Down to deploy

The fastest way to launch attacks against your implants

Last week we launched Operator version 1.2, bringing a lot of new and exciting features to those running security assessments. One which I’m sure many are going to love: the new layout for the Editor section. 

Building off of our previous version 1.1, our focus was improving keyboard accessibility and providing a UX overhaul. By implementing tab functionality, we hope to save you some clicks while building TTPs. That being said, refining your TTPs can be a time intensive activity if you’re developing and testing them manually. This post walks you through an efficient flow to develop and test your TTPs while working in the Editor section of Operator.

I want to dedicate this post specifically to the ‘Deploy’ button within Editor.
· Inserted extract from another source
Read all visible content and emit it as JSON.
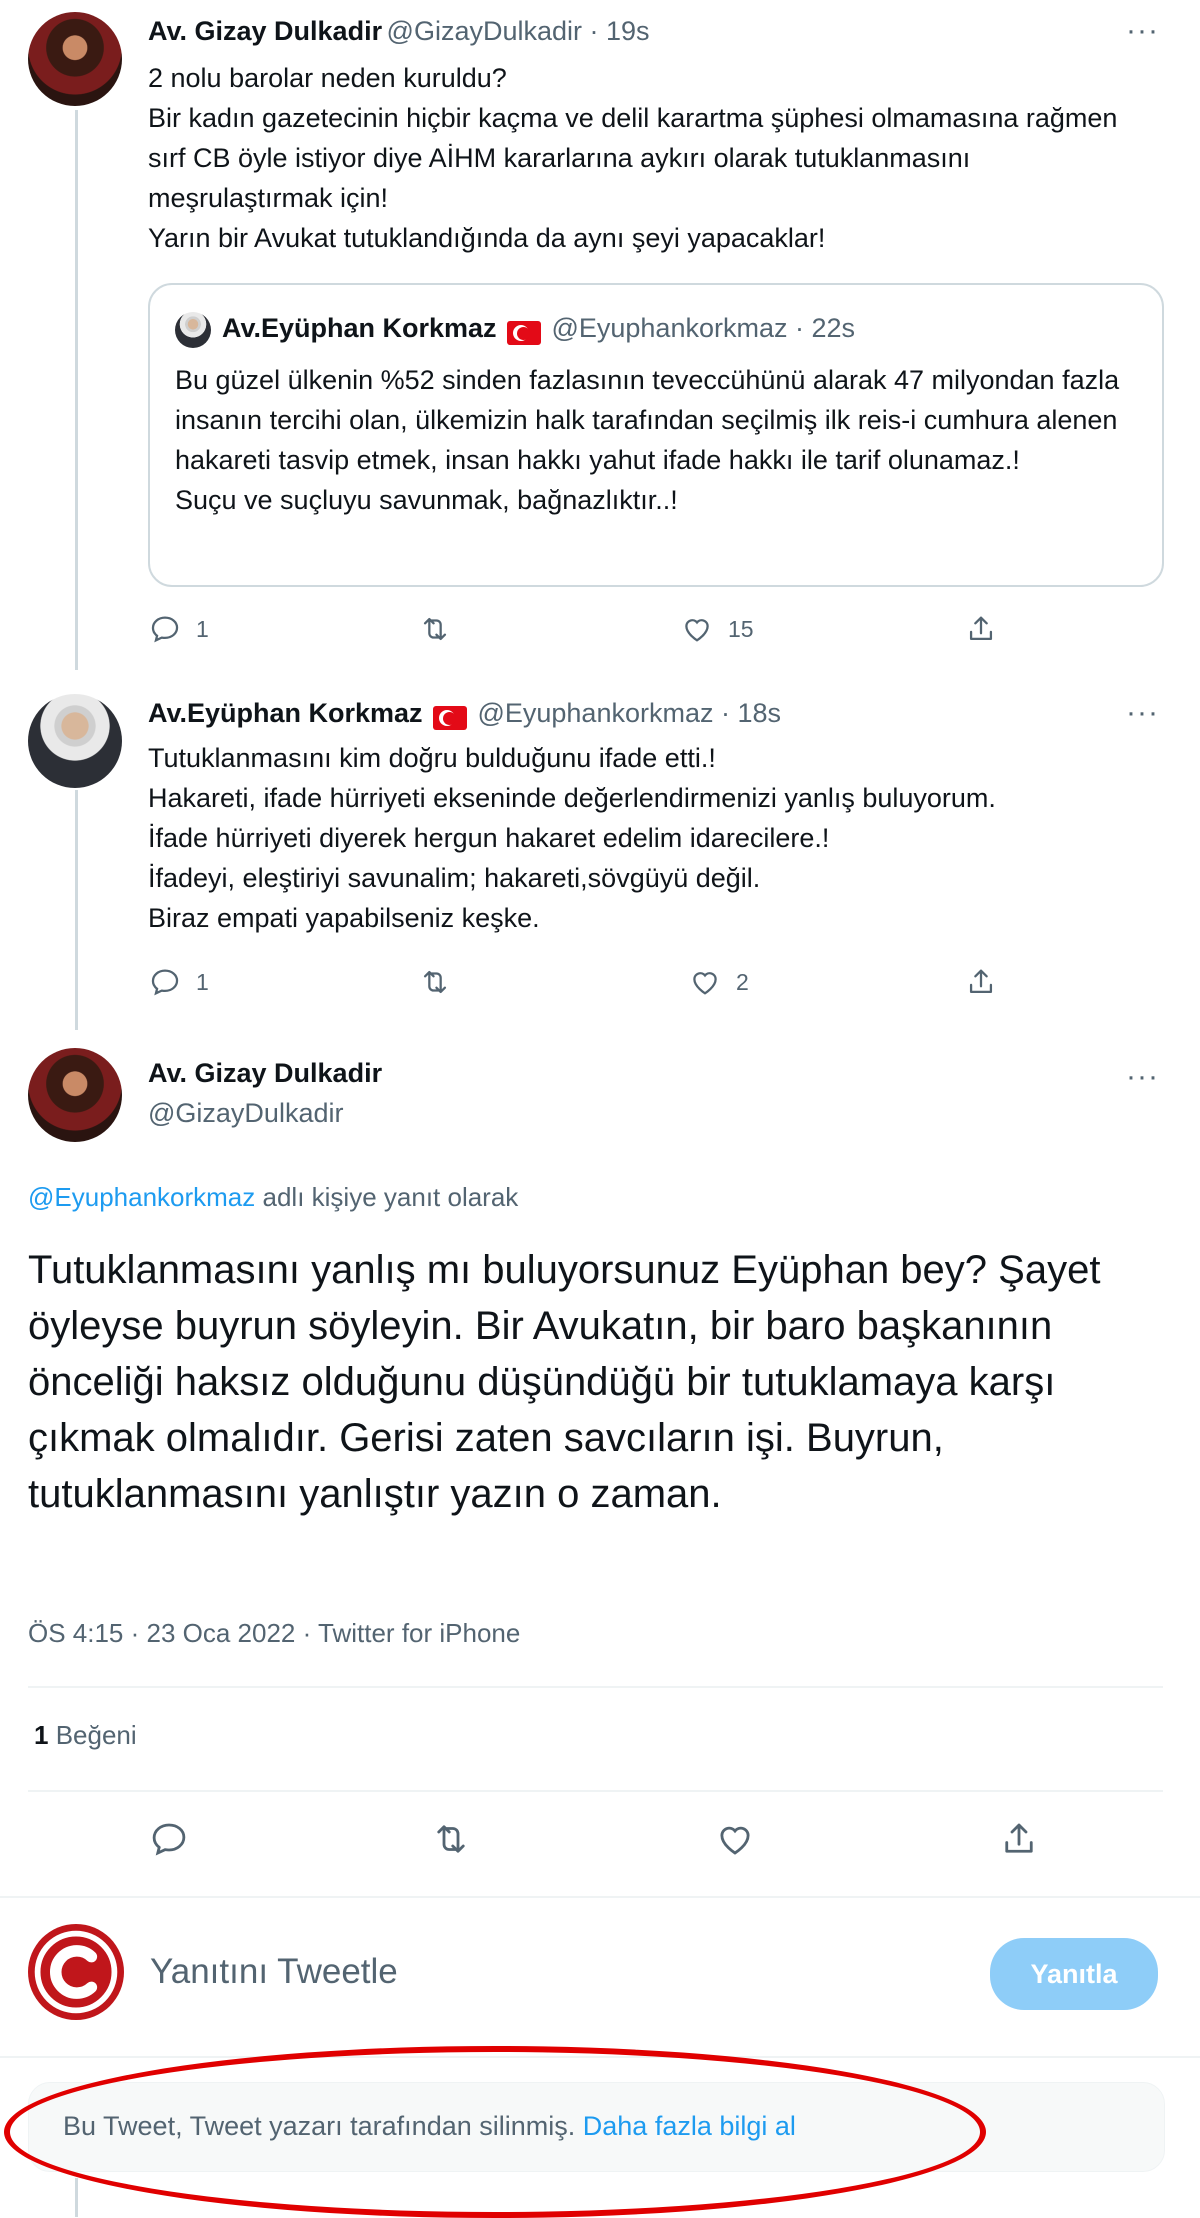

I am really excited to share this under utilized feature with you today as it plays a huge role for me in testing, and I know it can do the same for you. The major upside of deploying within Editor is the time it saves when developing attacks. Having the ability to get direct feedback on a deployment, similar to a console, I can effectively alter and successfully launch TTPs without having to switch between sections in Operator.

Inside the Editor window, within a TTP, the ‘Deploy’ button is located at the top right. This button will only appear once all required inputs have been fulfilled and the procedure has been saved.

Inside this pop-up menu, you can deploy your currently selected TTP. Just select an agent (by range) to send the command. Only agents which have matching operating systems (platforms) and executors (like PowerShell or Python) will be visible.

Following the instruction, a results window will appear. You will receive one of three outcomes: a red, orange, or green dot. A red dot expresses that the test has failed and as a result the error causing the failure will be displayed under the line of code sent:

An orange dot indicates that the currently selected TTP is in the process of deployment:

If all goes according to plan you will receive the green dot which represents a successful execution (status code of 0). Along with the green dot you will find the output, as if you’d popped open a terminal locally on the box and ran it:


Sending instructions to agents through the Editor’s deploy button is one of my favorite features to use when creating and testing TTPs. It saves me time and is honestly kind of fun to see the immediate feedback from an agent.

I hope you have enjoyed reading and have learned something new about Operator!

A guest post by
Hello! My name is Stephan Wampouille and I am a Mechanical Engineering student at Virginia Tech, who has recently found an interest in cyber security through my time as an intern at Prelude Research Inc.!
Subscribe to Stephan